All of the lines below should be copied word for word.

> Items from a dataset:
⁂
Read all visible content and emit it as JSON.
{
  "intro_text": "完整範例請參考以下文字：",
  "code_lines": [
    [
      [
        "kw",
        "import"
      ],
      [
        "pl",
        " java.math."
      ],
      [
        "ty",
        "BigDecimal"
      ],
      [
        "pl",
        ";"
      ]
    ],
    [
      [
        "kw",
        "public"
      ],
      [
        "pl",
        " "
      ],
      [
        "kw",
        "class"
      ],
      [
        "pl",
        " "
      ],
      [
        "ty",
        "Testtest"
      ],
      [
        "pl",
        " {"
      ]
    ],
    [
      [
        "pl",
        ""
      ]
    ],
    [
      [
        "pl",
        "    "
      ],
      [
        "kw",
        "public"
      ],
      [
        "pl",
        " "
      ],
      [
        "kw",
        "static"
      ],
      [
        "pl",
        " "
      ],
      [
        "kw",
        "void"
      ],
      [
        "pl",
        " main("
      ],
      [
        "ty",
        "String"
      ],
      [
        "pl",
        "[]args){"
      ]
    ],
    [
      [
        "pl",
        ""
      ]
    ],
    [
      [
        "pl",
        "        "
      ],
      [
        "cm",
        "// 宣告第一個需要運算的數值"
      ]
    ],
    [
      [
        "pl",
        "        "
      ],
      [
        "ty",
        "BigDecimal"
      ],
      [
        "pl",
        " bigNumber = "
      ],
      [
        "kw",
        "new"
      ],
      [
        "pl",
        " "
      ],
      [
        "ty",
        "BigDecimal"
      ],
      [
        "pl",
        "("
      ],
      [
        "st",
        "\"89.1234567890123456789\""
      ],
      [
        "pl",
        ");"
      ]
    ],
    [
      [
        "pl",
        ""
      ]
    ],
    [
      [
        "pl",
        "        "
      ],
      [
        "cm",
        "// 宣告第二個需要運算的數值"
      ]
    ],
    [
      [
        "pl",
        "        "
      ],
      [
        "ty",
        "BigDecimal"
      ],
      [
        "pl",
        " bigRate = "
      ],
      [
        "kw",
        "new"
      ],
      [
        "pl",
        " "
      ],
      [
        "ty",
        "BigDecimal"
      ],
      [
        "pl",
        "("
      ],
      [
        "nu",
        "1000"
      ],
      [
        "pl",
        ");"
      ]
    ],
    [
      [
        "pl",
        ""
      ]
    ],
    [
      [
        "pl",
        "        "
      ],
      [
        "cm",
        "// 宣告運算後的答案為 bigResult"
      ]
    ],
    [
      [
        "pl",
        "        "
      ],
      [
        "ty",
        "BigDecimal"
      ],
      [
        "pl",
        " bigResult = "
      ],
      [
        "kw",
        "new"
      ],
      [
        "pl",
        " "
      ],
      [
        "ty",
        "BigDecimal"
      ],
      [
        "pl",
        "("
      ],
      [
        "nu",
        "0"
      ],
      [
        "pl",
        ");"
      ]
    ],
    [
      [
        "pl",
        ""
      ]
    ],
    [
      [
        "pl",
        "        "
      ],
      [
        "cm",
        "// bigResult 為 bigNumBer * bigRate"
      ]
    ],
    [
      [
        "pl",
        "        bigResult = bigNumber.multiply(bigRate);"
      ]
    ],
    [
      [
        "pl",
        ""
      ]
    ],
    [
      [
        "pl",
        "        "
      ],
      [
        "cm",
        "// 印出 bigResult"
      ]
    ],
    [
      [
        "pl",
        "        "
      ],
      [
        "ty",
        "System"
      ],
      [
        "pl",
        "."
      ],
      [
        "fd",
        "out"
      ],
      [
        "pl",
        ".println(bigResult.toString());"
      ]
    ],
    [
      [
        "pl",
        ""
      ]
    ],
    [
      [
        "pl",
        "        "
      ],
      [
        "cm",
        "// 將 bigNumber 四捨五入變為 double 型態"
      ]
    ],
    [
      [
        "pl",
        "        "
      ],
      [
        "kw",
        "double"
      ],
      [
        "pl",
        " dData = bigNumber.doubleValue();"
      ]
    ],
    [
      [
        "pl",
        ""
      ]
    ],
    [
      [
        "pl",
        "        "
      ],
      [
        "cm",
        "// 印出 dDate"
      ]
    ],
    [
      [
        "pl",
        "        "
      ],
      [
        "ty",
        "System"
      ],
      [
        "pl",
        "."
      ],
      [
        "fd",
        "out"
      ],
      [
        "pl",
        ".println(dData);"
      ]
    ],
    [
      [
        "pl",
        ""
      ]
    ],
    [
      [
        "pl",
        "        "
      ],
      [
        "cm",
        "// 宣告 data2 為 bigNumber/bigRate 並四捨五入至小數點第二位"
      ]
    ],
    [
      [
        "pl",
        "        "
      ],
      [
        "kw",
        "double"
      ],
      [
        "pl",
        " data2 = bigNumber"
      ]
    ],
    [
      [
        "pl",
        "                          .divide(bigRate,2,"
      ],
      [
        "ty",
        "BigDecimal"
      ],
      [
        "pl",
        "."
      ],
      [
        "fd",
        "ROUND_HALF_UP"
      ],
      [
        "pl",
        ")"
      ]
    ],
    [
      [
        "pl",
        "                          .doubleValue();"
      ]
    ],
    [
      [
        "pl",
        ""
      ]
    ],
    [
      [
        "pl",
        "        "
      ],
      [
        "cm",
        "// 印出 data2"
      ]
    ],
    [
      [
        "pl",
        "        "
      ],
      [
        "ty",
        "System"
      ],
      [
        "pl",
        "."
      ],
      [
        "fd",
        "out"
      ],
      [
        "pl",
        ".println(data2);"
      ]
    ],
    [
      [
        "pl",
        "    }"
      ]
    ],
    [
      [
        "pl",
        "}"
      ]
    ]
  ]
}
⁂
> Output:
Read all visible content and emit it as JSON.
{
  "intro_text": "完整範例請參考以下文字：",
  "code_lines": [
    [
      [
        "kw",
        "import"
      ],
      [
        "pl",
        " java.math."
      ],
      [
        "ty",
        "BigDecimal"
      ],
      [
        "pl",
        ";"
      ]
    ],
    [
      [
        "kw",
        "public"
      ],
      [
        "pl",
        " "
      ],
      [
        "kw",
        "class"
      ],
      [
        "pl",
        " "
      ],
      [
        "ty",
        "Testtest"
      ],
      [
        "pl",
        " {"
      ]
    ],
    [
      [
        "pl",
        ""
      ]
    ],
    [
      [
        "pl",
        "    "
      ],
      [
        "kw",
        "public"
      ],
      [
        "pl",
        " "
      ],
      [
        "kw",
        "static"
      ],
      [
        "pl",
        " "
      ],
      [
        "kw",
        "void"
      ],
      [
        "pl",
        " main("
      ],
      [
        "ty",
        "String"
      ],
      [
        "pl",
        "[]args){"
      ]
    ],
    [
      [
        "pl",
        ""
      ]
    ],
    [
      [
        "pl",
        "        "
      ],
      [
        "cm",
        "// 宣告第一個需要運算的數值"
      ]
    ],
    [
      [
        "pl",
        "        "
      ],
      [
        "ty",
        "BigDecimal"
      ],
      [
        "pl",
        " bigNumber = "
      ],
      [
        "kw",
        "new"
      ],
      [
        "pl",
        " "
      ],
      [
        "ty",
        "BigDecimal"
      ],
      [
        "pl",
        "("
      ],
      [
        "st",
        "\"89.1234567890123456789\""
      ],
      [
        "pl",
        ");"
      ]
    ],
    [
      [
        "pl",
        ""
      ]
    ],
    [
      [
        "pl",
        "        "
      ],
      [
        "cm",
        "// 宣告第二個需要運算的數值"
      ]
    ],
    [
      [
        "pl",
        "        "
      ],
      [
        "ty",
        "BigDecimal"
      ],
      [
        "pl",
        " bigRate = "
      ],
      [
        "kw",
        "new"
      ],
      [
        "pl",
        " "
      ],
      [
        "ty",
        "BigDecimal"
      ],
      [
        "pl",
        "("
      ],
      [
        "nu",
        "1000"
      ],
      [
        "pl",
        ");"
      ]
    ],
    [
      [
        "pl",
        ""
      ]
    ],
    [
      [
        "pl",
        "        "
      ],
      [
        "cm",
        "// 宣告運算後的答案為 bigResult"
      ]
    ],
    [
      [
        "pl",
        "        "
      ],
      [
        "ty",
        "BigDecimal"
      ],
      [
        "pl",
        " bigResult = "
      ],
      [
        "kw",
        "new"
      ],
      [
        "pl",
        " "
      ],
      [
        "ty",
        "BigDecimal"
      ],
      [
        "pl",
        "("
      ],
      [
        "nu",
        "0"
      ],
      [
        "pl",
        ");"
      ]
    ],
    [
      [
        "pl",
        ""
      ]
    ],
    [
      [
        "pl",
        "        "
      ],
      [
        "cm",
        "// bigResult 為 bigNumBer * bigRate"
      ]
    ],
    [
      [
        "pl",
        "        bigResult = bigNumber.multiply(bigRate);"
      ]
    ],
    [
      [
        "pl",
        ""
      ]
    ],
    [
      [
        "pl",
        "        "
      ],
      [
        "cm",
        "// 印出 bigResult"
      ]
    ],
    [
      [
        "pl",
        "        "
      ],
      [
        "ty",
        "System"
      ],
      [
        "pl",
        "."
      ],
      [
        "fd",
        "out"
      ],
      [
        "pl",
        ".println(bigResult.toString());"
      ]
    ],
    [
      [
        "pl",
        ""
      ]
    ],
    [
      [
        "pl",
        "        "
      ],
      [
        "cm",
        "// 將 bigNumber 四捨五入變為 double 型態"
      ]
    ],
    [
      [
        "pl",
        "        "
      ],
      [
        "kw",
        "double"
      ],
      [
        "pl",
        " dData = bigNumber.doubleValue();"
      ]
    ],
    [
      [
        "pl",
        ""
      ]
    ],
    [
      [
        "pl",
        "        "
      ],
      [
        "cm",
        "// 印出 dDate"
      ]
    ],
    [
      [
        "pl",
        "        "
      ],
      [
        "ty",
        "System"
      ],
      [
        "pl",
        "."
      ],
      [
        "fd",
        "out"
      ],
      [
        "pl",
        ".println(dData);"
      ]
    ],
    [
      [
        "pl",
        ""
      ]
    ],
    [
      [
        "pl",
        "        "
      ],
      [
        "cm",
        "// 宣告 data2 為 bigNumber/bigRate 並四捨五入至小數點第二位"
      ]
    ],
    [
      [
        "pl",
        "        "
      ],
      [
        "kw",
        "double"
      ],
      [
        "pl",
        " data2 = bigNumber"
      ]
    ],
    [
      [
        "pl",
        "                          .divide(bigRate,2,"
      ],
      [
        "ty",
        "BigDecimal"
      ],
      [
        "pl",
        "."
      ],
      [
        "fd",
        "ROUND_HALF_UP"
      ],
      [
        "pl",
        ")"
      ]
    ],
    [
      [
        "pl",
        "                          .doubleValue();"
      ]
    ],
    [
      [
        "pl",
        ""
      ]
    ],
    [
      [
        "pl",
        "        "
      ],
      [
        "cm",
        "// 印出 data2"
      ]
    ],
    [
      [
        "pl",
        "        "
      ],
      [
        "ty",
        "System"
      ],
      [
        "pl",
        "."
      ],
      [
        "fd",
        "out"
      ],
      [
        "pl",
        ".println(data2);"
      ]
    ],
    [
      [
        "pl",
        "    }"
      ]
    ],
    [
      [
        "pl",
        "}"
      ]
    ]
  ]
}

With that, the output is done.